(Page and application data records)
□ □ □
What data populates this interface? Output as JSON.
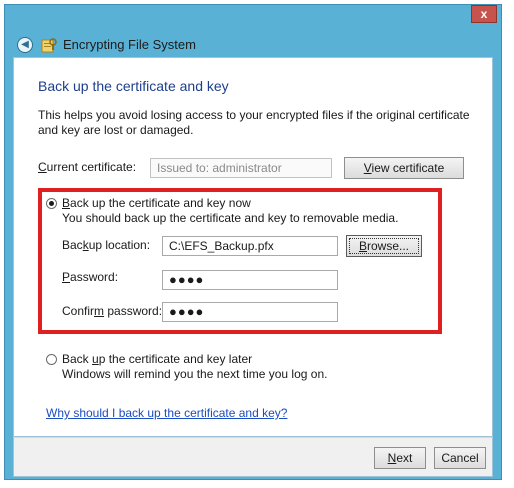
{
  "window": {
    "title": "Encrypting File System",
    "close_label": "x"
  },
  "page": {
    "heading": "Back up the certificate and key",
    "description": "This helps you avoid losing access to your encrypted files if the original certificate and key are lost or damaged."
  },
  "current_certificate": {
    "label_pre": "",
    "label_key": "C",
    "label_post": "urrent certificate:",
    "value": "Issued to: administrator",
    "view_btn_pre": "",
    "view_btn_key": "V",
    "view_btn_post": "iew certificate"
  },
  "backup_now": {
    "option_pre": "",
    "option_key": "B",
    "option_post": "ack up the certificate and key now",
    "hint": "You should back up the certificate and key to removable media.",
    "location_label_pre": "Bac",
    "location_label_key": "k",
    "location_label_post": "up location:",
    "location_value": "C:\\EFS_Backup.pfx",
    "browse_pre": "",
    "browse_key": "B",
    "browse_post": "rowse...",
    "password_label_pre": "",
    "password_label_key": "P",
    "password_label_post": "assword:",
    "password_value": "●●●●",
    "confirm_label_pre": "Confir",
    "confirm_label_key": "m",
    "confirm_label_post": " password:",
    "confirm_value": "●●●●"
  },
  "backup_later": {
    "option_pre": "Back ",
    "option_key": "u",
    "option_post": "p the certificate and key later",
    "hint": "Windows will remind you the next time you log on."
  },
  "help_link": "Why should I back up the certificate and key?",
  "footer": {
    "next_pre": "",
    "next_key": "N",
    "next_post": "ext",
    "cancel": "Cancel"
  },
  "colors": {
    "frame": "#5ab1d6",
    "heading": "#1e3f8c",
    "highlight": "#e02020",
    "link": "#1a4cc2"
  }
}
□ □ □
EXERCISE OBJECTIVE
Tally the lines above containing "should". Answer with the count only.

RESPONSE
2